Aim of the exercise: The records beneath should be printed exactly, and the pictures are to be left out.

Records for the exercise:
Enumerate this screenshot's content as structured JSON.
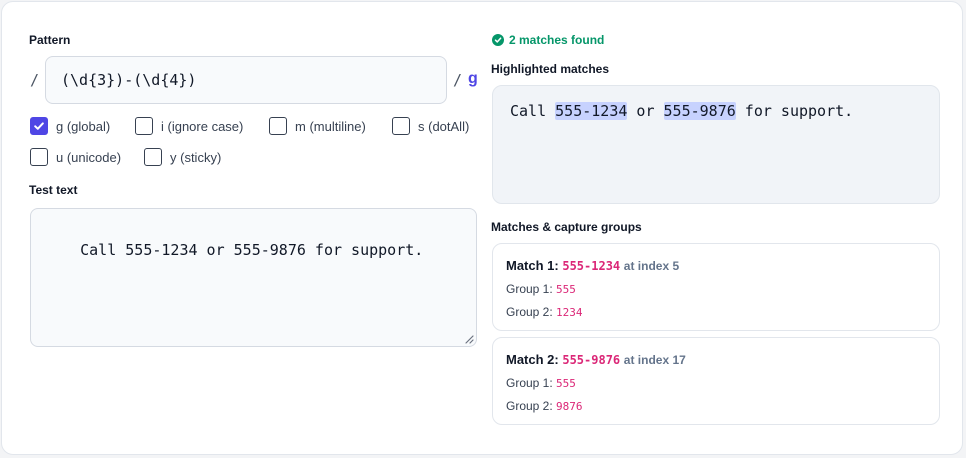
{
  "pattern": {
    "label": "Pattern",
    "open_slash": "/",
    "value": "(\\d{3})-(\\d{4})",
    "close_slash": "/",
    "active_flags": "g"
  },
  "flags": [
    {
      "label": "g (global)",
      "checked": true
    },
    {
      "label": "i (ignore case)",
      "checked": false
    },
    {
      "label": "m (multiline)",
      "checked": false
    },
    {
      "label": "s (dotAll)",
      "checked": false
    },
    {
      "label": "u (unicode)",
      "checked": false
    },
    {
      "label": "y (sticky)",
      "checked": false
    }
  ],
  "test_text": {
    "label": "Test text",
    "value": "Call 555-1234 or 555-9876 for support."
  },
  "status": {
    "text": "2 matches found",
    "icon": "check-circle-icon",
    "color": "#059669"
  },
  "highlighted": {
    "label": "Highlighted matches",
    "parts": [
      "Call ",
      "555-1234",
      " or ",
      "555-9876",
      " for support."
    ]
  },
  "matches": {
    "label": "Matches & capture groups",
    "items": [
      {
        "title": "Match 1:",
        "value": "555-1234",
        "index_text": "at index 5",
        "groups": [
          {
            "label": "Group 1:",
            "value": "555"
          },
          {
            "label": "Group 2:",
            "value": "1234"
          }
        ]
      },
      {
        "title": "Match 2:",
        "value": "555-9876",
        "index_text": "at index 17",
        "groups": [
          {
            "label": "Group 1:",
            "value": "555"
          },
          {
            "label": "Group 2:",
            "value": "9876"
          }
        ]
      }
    ]
  },
  "colors": {
    "accent": "#4f46e5",
    "success": "#059669",
    "match_value": "#db2777",
    "highlight": "#c7d2fe"
  }
}
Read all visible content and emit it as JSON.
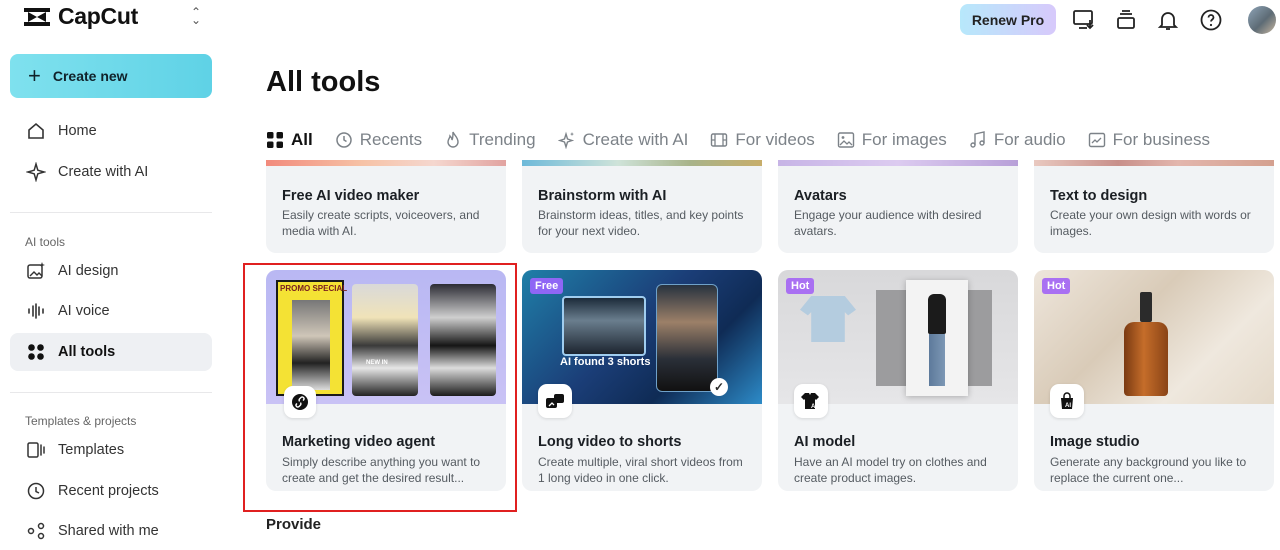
{
  "app": {
    "name": "CapCut"
  },
  "sidebar": {
    "create_label": "Create new",
    "nav": [
      {
        "label": "Home",
        "icon": "home-icon"
      },
      {
        "label": "Create with AI",
        "icon": "sparkle-icon"
      }
    ],
    "ai_tools_label": "AI tools",
    "ai_items": [
      {
        "label": "AI design",
        "icon": "image-sparkle-icon"
      },
      {
        "label": "AI voice",
        "icon": "waveform-icon"
      },
      {
        "label": "All tools",
        "icon": "grid-icon",
        "active": true
      }
    ],
    "templates_label": "Templates & projects",
    "project_items": [
      {
        "label": "Templates",
        "icon": "template-icon"
      },
      {
        "label": "Recent projects",
        "icon": "clock-icon"
      },
      {
        "label": "Shared with me",
        "icon": "share-icon"
      }
    ]
  },
  "topbar": {
    "renew_label": "Renew Pro"
  },
  "main": {
    "title": "All tools",
    "tabs": [
      {
        "label": "All",
        "icon": "grid-icon",
        "active": true
      },
      {
        "label": "Recents",
        "icon": "clock-icon"
      },
      {
        "label": "Trending",
        "icon": "flame-icon"
      },
      {
        "label": "Create with AI",
        "icon": "sparkle-icon"
      },
      {
        "label": "For videos",
        "icon": "film-icon"
      },
      {
        "label": "For images",
        "icon": "image-icon"
      },
      {
        "label": "For audio",
        "icon": "music-icon"
      },
      {
        "label": "For business",
        "icon": "chart-icon"
      }
    ],
    "row1": [
      {
        "title": "Free AI video maker",
        "desc": "Easily create scripts, voiceovers, and media with AI."
      },
      {
        "title": "Brainstorm with AI",
        "desc": "Brainstorm ideas, titles, and key points for your next video."
      },
      {
        "title": "Avatars",
        "desc": "Engage your audience with desired avatars."
      },
      {
        "title": "Text to design",
        "desc": "Create your own design with words or images."
      }
    ],
    "row2": [
      {
        "title": "Marketing video agent",
        "desc": "Simply describe anything you want to create and get the desired result...",
        "thumb_texts": [
          "PROMO SPECIAL",
          "NEW IN"
        ]
      },
      {
        "title": "Long video to shorts",
        "desc": "Create multiple, viral short videos from 1 long video in one click.",
        "badge": "Free",
        "thumb_text": "AI found 3 shorts"
      },
      {
        "title": "AI model",
        "desc": "Have an AI model try on clothes and create product images.",
        "badge": "Hot"
      },
      {
        "title": "Image studio",
        "desc": "Generate any background you like to replace the current one...",
        "badge": "Hot"
      }
    ],
    "next_section": "Provide"
  }
}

Finished exercise:
Enumerate this screenshot's content as structured JSON.
{
  "pattern": {
    "label": "Pattern",
    "open_slash": "/",
    "value": "(\\d{3})-(\\d{4})",
    "close_slash": "/",
    "active_flags": "g"
  },
  "flags": [
    {
      "label": "g (global)",
      "checked": true
    },
    {
      "label": "i (ignore case)",
      "checked": false
    },
    {
      "label": "m (multiline)",
      "checked": false
    },
    {
      "label": "s (dotAll)",
      "checked": false
    },
    {
      "label": "u (unicode)",
      "checked": false
    },
    {
      "label": "y (sticky)",
      "checked": false
    }
  ],
  "test_text": {
    "label": "Test text",
    "value": "Call 555-1234 or 555-9876 for support."
  },
  "status": {
    "text": "2 matches found",
    "icon": "check-circle-icon",
    "color": "#059669"
  },
  "highlighted": {
    "label": "Highlighted matches",
    "parts": [
      "Call ",
      "555-1234",
      " or ",
      "555-9876",
      " for support."
    ]
  },
  "matches": {
    "label": "Matches & capture groups",
    "items": [
      {
        "title": "Match 1:",
        "value": "555-1234",
        "index_text": "at index 5",
        "groups": [
          {
            "label": "Group 1:",
            "value": "555"
          },
          {
            "label": "Group 2:",
            "value": "1234"
          }
        ]
      },
      {
        "title": "Match 2:",
        "value": "555-9876",
        "index_text": "at index 17",
        "groups": [
          {
            "label": "Group 1:",
            "value": "555"
          },
          {
            "label": "Group 2:",
            "value": "9876"
          }
        ]
      }
    ]
  },
  "colors": {
    "accent": "#4f46e5",
    "success": "#059669",
    "match_value": "#db2777",
    "highlight": "#c7d2fe"
  }
}
Read all visible content and emit it as JSON.
{
  "app": {
    "name": "CapCut"
  },
  "sidebar": {
    "create_label": "Create new",
    "nav": [
      {
        "label": "Home",
        "icon": "home-icon"
      },
      {
        "label": "Create with AI",
        "icon": "sparkle-icon"
      }
    ],
    "ai_tools_label": "AI tools",
    "ai_items": [
      {
        "label": "AI design",
        "icon": "image-sparkle-icon"
      },
      {
        "label": "AI voice",
        "icon": "waveform-icon"
      },
      {
        "label": "All tools",
        "icon": "grid-icon",
        "active": true
      }
    ],
    "templates_label": "Templates & projects",
    "project_items": [
      {
        "label": "Templates",
        "icon": "template-icon"
      },
      {
        "label": "Recent projects",
        "icon": "clock-icon"
      },
      {
        "label": "Shared with me",
        "icon": "share-icon"
      }
    ]
  },
  "topbar": {
    "renew_label": "Renew Pro"
  },
  "main": {
    "title": "All tools",
    "tabs": [
      {
        "label": "All",
        "icon": "grid-icon",
        "active": true
      },
      {
        "label": "Recents",
        "icon": "clock-icon"
      },
      {
        "label": "Trending",
        "icon": "flame-icon"
      },
      {
        "label": "Create with AI",
        "icon": "sparkle-icon"
      },
      {
        "label": "For videos",
        "icon": "film-icon"
      },
      {
        "label": "For images",
        "icon": "image-icon"
      },
      {
        "label": "For audio",
        "icon": "music-icon"
      },
      {
        "label": "For business",
        "icon": "chart-icon"
      }
    ],
    "row1": [
      {
        "title": "Free AI video maker",
        "desc": "Easily create scripts, voiceovers, and media with AI."
      },
      {
        "title": "Brainstorm with AI",
        "desc": "Brainstorm ideas, titles, and key points for your next video."
      },
      {
        "title": "Avatars",
        "desc": "Engage your audience with desired avatars."
      },
      {
        "title": "Text to design",
        "desc": "Create your own design with words or images."
      }
    ],
    "row2": [
      {
        "title": "Marketing video agent",
        "desc": "Simply describe anything you want to create and get the desired result...",
        "thumb_texts": [
          "PROMO SPECIAL",
          "NEW IN"
        ]
      },
      {
        "title": "Long video to shorts",
        "desc": "Create multiple, viral short videos from 1 long video in one click.",
        "badge": "Free",
        "thumb_text": "AI found 3 shorts"
      },
      {
        "title": "AI model",
        "desc": "Have an AI model try on clothes and create product images.",
        "badge": "Hot"
      },
      {
        "title": "Image studio",
        "desc": "Generate any background you like to replace the current one...",
        "badge": "Hot"
      }
    ],
    "next_section": "Provide"
  }
}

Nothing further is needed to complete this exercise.